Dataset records
-.-.-

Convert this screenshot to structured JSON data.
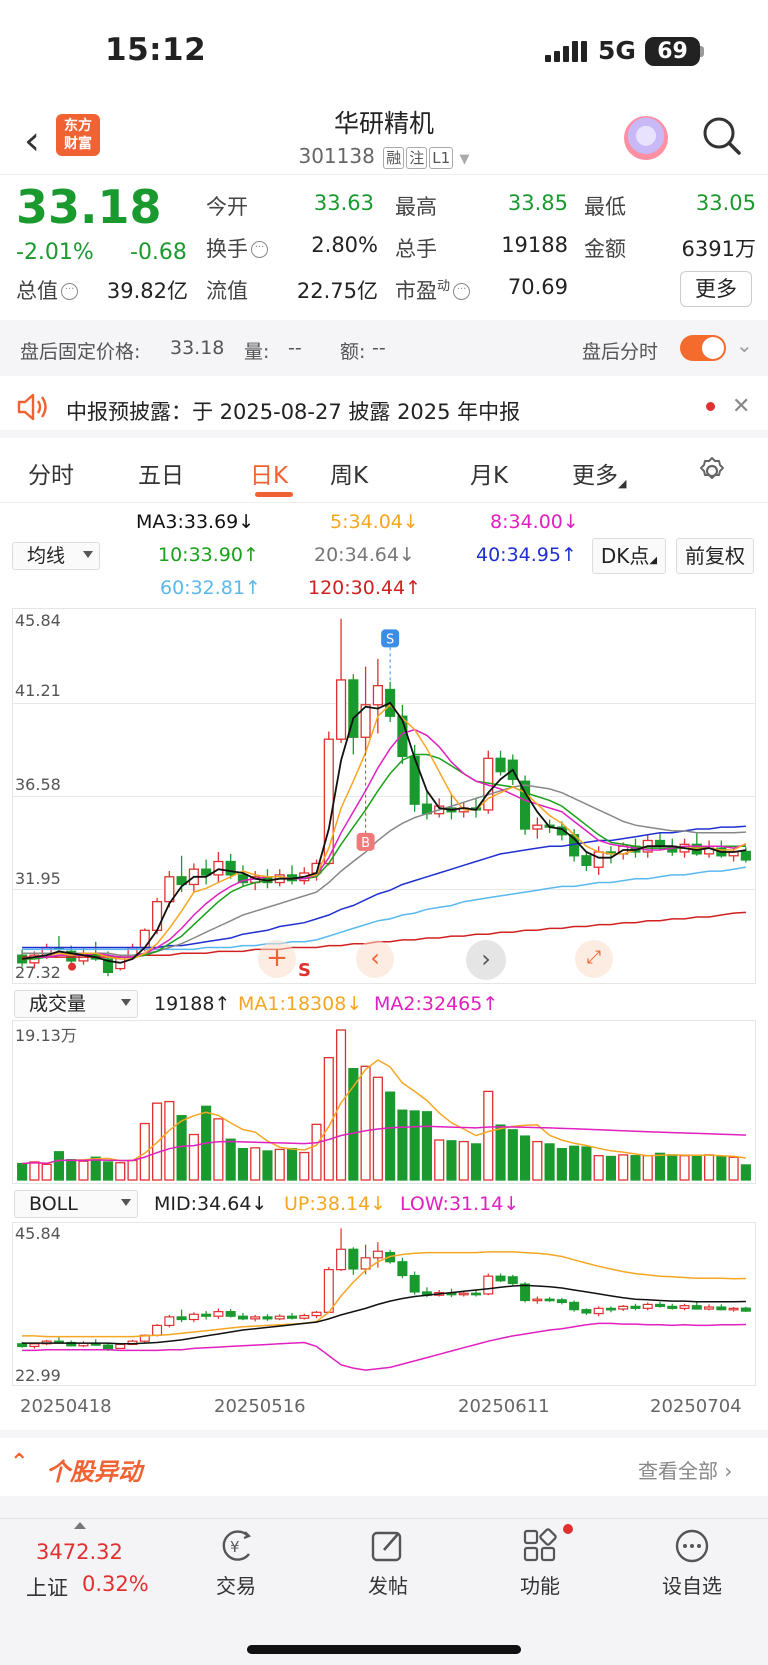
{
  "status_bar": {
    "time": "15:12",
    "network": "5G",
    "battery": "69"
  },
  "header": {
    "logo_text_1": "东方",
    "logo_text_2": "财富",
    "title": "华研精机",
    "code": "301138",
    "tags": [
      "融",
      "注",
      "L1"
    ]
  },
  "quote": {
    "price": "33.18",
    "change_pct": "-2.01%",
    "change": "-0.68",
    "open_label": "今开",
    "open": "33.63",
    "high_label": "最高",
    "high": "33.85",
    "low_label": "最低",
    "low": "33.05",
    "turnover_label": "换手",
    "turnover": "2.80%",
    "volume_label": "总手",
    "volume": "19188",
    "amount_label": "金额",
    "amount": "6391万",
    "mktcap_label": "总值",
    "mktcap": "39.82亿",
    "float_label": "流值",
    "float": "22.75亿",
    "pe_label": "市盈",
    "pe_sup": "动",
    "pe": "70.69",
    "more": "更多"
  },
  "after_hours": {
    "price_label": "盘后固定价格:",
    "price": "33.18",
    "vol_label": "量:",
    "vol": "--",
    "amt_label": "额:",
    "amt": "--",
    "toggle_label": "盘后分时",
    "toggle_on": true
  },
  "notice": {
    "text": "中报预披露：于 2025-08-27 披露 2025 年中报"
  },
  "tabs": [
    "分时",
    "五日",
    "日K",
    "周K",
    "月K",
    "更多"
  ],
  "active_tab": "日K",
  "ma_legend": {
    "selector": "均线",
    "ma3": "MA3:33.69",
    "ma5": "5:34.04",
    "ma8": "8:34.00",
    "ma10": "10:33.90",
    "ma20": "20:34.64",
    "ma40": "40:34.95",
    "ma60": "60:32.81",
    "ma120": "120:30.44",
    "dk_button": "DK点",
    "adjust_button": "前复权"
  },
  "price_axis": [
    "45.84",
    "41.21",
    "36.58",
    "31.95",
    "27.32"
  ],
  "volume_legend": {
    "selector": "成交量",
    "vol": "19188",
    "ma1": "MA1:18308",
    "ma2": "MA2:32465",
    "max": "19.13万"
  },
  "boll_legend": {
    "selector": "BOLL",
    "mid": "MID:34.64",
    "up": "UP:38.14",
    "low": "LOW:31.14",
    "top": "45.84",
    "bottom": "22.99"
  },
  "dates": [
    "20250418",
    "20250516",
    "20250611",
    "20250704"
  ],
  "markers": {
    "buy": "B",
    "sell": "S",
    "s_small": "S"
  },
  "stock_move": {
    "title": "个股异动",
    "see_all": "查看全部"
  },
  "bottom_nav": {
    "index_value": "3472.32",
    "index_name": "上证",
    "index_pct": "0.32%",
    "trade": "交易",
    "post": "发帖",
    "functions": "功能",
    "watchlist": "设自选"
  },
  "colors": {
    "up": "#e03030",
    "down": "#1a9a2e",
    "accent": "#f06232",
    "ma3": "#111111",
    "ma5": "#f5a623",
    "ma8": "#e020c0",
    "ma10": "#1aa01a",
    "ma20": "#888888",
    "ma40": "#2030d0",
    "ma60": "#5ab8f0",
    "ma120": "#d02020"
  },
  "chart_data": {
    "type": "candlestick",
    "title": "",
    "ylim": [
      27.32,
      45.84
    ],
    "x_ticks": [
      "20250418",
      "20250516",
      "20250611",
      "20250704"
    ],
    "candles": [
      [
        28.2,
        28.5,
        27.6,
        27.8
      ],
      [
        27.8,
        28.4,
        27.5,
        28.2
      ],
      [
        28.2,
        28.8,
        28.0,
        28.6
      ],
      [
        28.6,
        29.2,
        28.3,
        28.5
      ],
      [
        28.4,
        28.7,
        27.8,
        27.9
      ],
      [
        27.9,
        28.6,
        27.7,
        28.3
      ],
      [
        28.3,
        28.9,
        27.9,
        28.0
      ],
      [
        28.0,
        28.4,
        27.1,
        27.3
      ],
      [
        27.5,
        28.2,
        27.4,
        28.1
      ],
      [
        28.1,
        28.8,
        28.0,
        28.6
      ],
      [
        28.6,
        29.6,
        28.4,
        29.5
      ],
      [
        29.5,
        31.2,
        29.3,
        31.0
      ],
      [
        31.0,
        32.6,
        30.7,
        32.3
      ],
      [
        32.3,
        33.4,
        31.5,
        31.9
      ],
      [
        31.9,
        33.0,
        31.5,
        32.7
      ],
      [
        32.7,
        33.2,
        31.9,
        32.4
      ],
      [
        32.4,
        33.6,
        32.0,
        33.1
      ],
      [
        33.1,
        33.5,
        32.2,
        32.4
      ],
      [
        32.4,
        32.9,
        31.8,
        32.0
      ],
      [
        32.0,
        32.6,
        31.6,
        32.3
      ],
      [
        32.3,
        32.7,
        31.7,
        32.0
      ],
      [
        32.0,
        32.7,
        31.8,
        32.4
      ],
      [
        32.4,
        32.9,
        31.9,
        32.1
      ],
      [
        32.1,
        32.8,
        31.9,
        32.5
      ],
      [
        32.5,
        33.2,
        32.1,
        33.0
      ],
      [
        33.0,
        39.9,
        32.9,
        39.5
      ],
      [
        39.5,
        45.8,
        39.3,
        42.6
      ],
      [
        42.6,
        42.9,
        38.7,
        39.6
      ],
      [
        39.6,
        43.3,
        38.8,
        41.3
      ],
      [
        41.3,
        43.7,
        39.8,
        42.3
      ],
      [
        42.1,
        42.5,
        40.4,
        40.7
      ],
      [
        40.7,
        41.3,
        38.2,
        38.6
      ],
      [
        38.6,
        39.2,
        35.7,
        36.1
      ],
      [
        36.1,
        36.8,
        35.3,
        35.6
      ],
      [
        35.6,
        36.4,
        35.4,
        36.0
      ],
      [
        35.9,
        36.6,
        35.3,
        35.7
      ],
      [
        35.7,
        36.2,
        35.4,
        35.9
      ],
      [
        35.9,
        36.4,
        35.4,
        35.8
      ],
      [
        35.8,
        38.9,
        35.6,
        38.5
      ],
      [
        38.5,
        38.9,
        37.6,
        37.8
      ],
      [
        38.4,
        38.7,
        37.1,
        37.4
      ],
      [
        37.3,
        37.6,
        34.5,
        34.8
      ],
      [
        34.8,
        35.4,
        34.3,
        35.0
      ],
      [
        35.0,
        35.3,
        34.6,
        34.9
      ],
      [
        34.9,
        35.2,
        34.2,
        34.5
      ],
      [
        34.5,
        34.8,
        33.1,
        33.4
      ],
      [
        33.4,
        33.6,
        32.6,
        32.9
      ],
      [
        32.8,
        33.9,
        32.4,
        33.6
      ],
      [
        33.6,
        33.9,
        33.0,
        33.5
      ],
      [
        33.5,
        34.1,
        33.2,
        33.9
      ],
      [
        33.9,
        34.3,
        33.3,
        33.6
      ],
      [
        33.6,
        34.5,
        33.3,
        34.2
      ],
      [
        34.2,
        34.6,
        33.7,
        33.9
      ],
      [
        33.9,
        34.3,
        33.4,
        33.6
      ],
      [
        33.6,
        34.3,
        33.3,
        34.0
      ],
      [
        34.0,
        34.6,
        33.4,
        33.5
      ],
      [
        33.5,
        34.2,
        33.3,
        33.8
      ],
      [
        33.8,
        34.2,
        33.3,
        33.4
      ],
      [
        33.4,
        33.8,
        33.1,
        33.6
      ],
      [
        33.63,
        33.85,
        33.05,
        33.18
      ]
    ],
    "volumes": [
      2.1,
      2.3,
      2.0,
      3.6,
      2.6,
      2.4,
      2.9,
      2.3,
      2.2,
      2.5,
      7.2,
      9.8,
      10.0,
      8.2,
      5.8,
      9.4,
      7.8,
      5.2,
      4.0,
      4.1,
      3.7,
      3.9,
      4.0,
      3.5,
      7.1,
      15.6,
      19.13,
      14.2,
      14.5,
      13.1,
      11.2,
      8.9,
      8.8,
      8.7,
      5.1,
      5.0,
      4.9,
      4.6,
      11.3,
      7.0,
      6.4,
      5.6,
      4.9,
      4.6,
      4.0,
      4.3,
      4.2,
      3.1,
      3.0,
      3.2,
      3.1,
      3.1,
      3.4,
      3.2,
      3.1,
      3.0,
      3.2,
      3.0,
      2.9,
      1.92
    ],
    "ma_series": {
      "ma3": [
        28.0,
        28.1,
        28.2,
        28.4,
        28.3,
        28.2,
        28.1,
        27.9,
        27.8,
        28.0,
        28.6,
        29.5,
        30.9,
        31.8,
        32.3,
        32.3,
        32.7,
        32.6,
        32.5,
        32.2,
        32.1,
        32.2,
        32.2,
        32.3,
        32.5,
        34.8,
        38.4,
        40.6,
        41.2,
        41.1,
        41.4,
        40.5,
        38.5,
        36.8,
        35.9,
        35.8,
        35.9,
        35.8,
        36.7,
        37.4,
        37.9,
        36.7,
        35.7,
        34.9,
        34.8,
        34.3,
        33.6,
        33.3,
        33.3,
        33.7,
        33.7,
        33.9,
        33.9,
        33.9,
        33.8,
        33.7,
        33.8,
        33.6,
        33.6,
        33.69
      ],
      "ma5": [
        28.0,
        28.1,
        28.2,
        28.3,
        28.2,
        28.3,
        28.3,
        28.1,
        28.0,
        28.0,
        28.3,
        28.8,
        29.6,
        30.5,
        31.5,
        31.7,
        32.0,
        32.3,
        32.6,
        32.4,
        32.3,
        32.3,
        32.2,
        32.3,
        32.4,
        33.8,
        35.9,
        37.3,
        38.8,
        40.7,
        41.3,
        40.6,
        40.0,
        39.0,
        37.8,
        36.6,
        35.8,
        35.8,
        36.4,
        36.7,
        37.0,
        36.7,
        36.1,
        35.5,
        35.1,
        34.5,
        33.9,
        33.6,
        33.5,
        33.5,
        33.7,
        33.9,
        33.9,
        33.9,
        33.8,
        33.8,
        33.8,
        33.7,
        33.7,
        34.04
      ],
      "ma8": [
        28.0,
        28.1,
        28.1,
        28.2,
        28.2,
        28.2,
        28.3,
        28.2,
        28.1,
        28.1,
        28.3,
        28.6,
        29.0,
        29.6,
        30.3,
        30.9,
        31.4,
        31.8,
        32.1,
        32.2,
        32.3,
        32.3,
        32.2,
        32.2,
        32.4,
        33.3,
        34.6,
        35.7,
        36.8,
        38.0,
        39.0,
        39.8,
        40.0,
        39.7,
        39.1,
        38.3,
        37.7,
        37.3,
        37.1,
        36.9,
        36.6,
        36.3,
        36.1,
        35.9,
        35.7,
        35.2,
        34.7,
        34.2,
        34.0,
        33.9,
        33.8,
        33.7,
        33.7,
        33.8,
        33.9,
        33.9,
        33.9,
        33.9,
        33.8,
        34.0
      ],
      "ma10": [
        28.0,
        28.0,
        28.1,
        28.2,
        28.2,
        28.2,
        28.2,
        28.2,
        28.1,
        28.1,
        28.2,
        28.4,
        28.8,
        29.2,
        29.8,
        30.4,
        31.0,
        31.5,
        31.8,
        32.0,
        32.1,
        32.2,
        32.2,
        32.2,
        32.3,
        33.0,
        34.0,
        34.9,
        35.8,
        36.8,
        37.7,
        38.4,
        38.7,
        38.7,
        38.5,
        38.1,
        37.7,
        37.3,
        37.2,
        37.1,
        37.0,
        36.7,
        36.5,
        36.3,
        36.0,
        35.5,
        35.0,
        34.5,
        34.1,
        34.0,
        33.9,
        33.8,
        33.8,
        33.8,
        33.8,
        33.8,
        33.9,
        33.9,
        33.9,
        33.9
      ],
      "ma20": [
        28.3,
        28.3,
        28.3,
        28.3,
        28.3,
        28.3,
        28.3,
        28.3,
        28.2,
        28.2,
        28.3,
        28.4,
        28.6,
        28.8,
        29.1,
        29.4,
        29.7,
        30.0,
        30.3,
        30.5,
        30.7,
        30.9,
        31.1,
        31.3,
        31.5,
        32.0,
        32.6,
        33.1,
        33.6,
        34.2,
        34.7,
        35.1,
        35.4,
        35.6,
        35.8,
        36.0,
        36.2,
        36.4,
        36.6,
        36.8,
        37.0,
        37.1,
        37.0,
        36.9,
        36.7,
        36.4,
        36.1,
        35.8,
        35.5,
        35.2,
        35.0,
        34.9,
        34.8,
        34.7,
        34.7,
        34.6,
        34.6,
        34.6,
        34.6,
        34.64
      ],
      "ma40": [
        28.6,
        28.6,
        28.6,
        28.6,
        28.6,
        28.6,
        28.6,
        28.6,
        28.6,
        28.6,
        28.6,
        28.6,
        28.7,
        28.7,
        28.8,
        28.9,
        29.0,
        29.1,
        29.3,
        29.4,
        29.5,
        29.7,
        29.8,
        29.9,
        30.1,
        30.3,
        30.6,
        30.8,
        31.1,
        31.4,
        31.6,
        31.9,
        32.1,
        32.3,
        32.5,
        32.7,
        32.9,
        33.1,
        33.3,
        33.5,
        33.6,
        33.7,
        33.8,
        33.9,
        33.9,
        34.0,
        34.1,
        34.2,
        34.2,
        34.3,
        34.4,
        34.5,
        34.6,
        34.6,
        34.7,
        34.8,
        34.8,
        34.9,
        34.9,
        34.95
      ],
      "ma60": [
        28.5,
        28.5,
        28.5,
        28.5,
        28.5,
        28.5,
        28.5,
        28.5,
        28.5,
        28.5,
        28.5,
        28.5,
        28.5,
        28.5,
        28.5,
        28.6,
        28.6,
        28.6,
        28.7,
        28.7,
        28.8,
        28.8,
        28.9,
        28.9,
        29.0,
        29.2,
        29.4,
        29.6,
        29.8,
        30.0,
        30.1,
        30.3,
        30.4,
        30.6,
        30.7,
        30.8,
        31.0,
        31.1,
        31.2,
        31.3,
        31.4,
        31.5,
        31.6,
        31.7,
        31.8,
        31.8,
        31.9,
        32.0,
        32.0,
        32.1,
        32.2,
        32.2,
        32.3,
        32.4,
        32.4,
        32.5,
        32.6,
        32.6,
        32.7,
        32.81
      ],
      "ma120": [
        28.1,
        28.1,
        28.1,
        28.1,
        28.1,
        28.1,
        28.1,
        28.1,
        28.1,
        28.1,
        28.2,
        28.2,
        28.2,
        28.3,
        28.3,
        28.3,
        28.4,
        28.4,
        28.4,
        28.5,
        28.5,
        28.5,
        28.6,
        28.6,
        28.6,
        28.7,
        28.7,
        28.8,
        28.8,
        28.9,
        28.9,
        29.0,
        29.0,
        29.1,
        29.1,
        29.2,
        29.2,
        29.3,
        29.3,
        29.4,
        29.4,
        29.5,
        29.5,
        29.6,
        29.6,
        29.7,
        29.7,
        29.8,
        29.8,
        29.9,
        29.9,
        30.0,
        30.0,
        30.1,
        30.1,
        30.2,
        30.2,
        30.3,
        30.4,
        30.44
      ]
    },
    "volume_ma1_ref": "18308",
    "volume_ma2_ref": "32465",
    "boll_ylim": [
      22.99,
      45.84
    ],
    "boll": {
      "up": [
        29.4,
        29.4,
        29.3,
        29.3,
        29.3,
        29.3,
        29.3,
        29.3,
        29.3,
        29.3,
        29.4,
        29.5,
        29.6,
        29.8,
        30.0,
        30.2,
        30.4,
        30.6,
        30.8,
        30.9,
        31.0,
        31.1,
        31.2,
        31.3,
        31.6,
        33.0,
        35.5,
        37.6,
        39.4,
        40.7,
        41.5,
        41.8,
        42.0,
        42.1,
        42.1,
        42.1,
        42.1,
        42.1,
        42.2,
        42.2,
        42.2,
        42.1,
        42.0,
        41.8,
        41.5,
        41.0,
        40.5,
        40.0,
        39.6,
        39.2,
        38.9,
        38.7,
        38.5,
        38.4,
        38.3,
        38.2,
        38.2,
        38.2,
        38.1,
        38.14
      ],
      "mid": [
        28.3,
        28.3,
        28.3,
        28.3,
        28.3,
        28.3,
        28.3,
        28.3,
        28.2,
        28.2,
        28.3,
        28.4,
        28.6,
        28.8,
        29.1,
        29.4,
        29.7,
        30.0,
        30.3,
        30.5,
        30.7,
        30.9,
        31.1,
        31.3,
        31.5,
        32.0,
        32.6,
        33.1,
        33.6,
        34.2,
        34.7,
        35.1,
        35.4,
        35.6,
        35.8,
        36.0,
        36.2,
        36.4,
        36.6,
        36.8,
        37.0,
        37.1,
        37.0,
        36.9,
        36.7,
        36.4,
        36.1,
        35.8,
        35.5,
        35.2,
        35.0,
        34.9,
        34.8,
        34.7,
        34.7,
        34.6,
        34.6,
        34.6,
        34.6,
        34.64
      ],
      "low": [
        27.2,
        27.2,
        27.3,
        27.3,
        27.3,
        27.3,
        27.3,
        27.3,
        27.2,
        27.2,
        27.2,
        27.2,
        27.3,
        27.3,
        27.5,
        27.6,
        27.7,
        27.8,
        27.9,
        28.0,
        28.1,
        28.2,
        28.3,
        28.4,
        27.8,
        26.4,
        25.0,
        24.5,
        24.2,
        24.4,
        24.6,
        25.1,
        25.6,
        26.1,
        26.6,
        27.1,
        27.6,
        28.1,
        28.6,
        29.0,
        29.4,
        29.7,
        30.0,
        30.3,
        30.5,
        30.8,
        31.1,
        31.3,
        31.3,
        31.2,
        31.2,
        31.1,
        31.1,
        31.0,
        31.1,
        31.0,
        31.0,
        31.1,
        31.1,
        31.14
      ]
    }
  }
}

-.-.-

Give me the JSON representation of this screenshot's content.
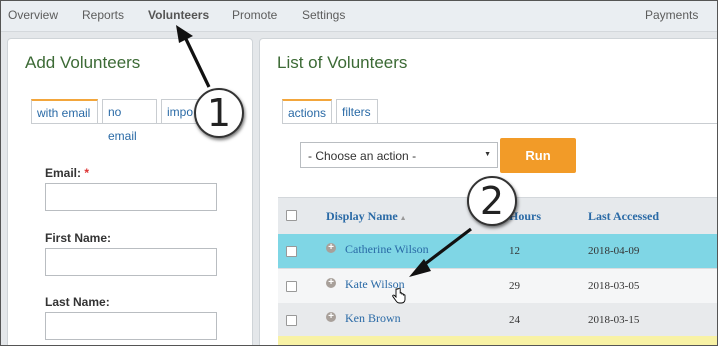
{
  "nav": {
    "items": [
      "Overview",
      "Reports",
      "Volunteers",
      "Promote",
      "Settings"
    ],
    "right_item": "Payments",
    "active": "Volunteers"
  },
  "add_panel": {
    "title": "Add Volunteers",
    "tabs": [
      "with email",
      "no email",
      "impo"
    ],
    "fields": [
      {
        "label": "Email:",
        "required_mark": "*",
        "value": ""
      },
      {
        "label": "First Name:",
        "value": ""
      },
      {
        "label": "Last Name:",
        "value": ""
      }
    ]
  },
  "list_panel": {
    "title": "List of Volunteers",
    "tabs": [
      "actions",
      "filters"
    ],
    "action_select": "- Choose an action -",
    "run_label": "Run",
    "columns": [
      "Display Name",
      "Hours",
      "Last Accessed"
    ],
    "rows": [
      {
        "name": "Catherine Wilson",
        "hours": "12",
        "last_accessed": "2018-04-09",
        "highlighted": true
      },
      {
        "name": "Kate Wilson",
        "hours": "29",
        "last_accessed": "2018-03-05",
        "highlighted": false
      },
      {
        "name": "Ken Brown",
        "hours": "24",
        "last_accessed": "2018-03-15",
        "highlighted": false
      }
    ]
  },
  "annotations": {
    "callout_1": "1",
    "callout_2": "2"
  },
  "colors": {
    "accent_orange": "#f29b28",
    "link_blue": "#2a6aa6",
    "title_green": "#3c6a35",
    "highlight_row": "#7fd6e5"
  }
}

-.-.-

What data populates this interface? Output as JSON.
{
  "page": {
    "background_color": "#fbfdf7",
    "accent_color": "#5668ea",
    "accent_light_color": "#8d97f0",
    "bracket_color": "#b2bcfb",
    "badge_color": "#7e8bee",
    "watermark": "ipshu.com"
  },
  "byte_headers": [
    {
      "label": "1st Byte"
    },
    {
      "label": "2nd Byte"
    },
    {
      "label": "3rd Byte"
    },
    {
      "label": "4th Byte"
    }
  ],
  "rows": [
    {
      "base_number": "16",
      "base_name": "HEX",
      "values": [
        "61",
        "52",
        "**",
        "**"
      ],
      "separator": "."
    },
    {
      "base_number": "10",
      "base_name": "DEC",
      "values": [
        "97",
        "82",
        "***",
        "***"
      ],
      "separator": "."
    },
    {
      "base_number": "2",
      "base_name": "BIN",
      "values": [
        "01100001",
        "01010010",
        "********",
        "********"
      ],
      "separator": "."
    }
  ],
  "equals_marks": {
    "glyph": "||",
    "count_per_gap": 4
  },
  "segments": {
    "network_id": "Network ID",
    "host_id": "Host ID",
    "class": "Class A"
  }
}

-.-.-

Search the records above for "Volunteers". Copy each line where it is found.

Answer for the task —
      "Volunteers",
    "active": "Volunteers"
    "title": "Add Volunteers",
    "title": "List of Volunteers",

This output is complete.